# Exercise:
What is the count of lines in the records that include "Nopol"? Reply with that number alone.
Source records section start
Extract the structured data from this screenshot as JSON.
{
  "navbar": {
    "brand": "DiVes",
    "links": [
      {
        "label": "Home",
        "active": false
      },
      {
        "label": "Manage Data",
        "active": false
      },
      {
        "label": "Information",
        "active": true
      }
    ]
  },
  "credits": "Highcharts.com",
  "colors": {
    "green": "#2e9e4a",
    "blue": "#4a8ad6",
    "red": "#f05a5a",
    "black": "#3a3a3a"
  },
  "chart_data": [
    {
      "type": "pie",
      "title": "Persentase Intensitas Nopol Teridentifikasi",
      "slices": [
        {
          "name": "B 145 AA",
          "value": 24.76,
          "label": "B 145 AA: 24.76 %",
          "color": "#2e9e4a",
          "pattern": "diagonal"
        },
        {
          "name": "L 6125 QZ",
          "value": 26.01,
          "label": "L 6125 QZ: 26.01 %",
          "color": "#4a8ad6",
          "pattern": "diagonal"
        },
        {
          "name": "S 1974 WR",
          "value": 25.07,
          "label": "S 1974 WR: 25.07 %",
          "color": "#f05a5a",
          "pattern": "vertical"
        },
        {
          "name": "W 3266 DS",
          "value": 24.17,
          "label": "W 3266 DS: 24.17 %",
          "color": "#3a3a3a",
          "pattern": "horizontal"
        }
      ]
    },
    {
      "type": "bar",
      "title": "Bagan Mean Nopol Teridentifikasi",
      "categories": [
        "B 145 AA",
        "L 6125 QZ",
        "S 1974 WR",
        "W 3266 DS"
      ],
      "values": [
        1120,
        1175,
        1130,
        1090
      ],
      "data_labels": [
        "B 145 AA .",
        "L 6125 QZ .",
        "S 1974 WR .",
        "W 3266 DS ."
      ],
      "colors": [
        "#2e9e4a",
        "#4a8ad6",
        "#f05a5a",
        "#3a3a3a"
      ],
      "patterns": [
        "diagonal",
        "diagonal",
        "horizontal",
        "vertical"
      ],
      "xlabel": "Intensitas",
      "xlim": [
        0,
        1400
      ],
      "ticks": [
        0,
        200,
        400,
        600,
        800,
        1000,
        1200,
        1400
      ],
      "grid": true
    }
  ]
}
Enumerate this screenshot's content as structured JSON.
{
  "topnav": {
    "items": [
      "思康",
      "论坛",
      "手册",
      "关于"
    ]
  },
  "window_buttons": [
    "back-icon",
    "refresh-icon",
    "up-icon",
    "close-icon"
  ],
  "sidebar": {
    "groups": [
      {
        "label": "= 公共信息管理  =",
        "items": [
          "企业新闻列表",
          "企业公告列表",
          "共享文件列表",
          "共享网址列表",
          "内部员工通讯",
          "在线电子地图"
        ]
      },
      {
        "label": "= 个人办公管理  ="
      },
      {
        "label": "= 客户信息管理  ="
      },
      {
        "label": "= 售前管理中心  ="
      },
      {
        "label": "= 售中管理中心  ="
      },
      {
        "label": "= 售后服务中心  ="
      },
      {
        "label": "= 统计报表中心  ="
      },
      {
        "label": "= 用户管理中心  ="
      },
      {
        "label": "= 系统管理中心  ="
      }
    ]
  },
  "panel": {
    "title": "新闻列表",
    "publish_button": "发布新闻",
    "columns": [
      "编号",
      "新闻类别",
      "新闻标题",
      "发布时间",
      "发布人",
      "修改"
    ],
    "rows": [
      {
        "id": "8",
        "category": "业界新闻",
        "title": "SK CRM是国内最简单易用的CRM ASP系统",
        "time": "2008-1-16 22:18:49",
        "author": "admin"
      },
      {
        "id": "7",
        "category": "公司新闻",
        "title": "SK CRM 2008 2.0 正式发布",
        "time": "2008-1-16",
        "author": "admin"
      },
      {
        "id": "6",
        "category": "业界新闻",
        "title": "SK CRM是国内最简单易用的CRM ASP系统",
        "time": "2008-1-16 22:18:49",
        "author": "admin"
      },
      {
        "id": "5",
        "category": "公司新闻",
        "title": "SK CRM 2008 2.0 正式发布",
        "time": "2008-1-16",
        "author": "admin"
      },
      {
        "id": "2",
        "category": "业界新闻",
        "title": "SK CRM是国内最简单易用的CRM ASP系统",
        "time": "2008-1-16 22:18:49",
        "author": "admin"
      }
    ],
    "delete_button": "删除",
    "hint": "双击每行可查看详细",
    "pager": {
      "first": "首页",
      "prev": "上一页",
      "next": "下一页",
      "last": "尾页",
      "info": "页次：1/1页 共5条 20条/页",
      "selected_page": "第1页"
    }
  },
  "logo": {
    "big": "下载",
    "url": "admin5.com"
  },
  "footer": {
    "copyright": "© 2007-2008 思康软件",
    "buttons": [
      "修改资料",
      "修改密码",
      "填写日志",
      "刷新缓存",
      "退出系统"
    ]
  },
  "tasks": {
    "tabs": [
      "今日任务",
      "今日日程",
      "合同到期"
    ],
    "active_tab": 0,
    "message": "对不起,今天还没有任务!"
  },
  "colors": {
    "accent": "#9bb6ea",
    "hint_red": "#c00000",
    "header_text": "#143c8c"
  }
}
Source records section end
# Result of this exercise:
2